Bayberry fruits were also energy-dense and the only other fruit CCB analyzed to boast >50% fat content. However, bayberry fruits are not consumed as rapidly as Sassafras and other fruiting species. This is because the fat within bayberries is almost indigestible for the majority of bird species. Bayberry fruit consumption is primarily restricted to two bird species, yellow-rumped warblers and tree swallows, with special digestive adaptations that allow them to digest waxy esters found within bayberry fruits. You will often see these bird species foraging on bayberry shrubs during mid-late autumn.
Understanding how different fruits provide energy to bird species is crucial to managing migratory songbird habitat at autumn hotspots like those found on the lower Delmarva Peninsula.
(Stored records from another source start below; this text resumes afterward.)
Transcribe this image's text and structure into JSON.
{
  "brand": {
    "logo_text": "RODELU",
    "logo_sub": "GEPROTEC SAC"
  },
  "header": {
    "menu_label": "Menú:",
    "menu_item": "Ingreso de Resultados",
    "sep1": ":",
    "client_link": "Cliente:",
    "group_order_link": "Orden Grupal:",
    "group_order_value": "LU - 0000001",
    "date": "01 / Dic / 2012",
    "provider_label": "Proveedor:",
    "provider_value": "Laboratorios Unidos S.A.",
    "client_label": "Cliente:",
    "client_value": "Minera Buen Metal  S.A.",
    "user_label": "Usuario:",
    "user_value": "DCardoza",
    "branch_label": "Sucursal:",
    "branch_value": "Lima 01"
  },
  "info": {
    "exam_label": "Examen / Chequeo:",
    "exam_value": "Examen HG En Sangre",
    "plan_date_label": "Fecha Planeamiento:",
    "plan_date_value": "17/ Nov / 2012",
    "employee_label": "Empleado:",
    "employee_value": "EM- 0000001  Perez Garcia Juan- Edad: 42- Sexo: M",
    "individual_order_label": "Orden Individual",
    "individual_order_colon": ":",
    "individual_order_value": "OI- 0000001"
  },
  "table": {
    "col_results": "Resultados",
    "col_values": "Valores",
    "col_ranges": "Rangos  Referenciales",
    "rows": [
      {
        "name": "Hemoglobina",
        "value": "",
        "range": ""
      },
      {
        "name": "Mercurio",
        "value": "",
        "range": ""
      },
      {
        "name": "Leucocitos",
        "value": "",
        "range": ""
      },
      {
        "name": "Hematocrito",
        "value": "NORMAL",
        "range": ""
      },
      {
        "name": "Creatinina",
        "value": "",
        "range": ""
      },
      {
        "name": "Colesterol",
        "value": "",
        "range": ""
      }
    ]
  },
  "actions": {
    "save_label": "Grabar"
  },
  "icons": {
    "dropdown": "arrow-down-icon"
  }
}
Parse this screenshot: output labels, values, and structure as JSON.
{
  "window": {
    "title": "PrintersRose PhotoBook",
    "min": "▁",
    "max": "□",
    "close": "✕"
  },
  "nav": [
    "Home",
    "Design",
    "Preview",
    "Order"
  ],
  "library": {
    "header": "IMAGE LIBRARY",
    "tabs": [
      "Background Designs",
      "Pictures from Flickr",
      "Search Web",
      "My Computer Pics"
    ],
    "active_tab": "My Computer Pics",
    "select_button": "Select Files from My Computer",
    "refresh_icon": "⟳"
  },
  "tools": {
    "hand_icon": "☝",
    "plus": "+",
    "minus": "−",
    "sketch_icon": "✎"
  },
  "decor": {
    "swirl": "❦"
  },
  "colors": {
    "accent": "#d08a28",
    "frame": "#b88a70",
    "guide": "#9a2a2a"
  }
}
We hope data collected by CCB will inform management decisions in these locations so that habitat can be improved and increase the odds that birds complete their southward migrations.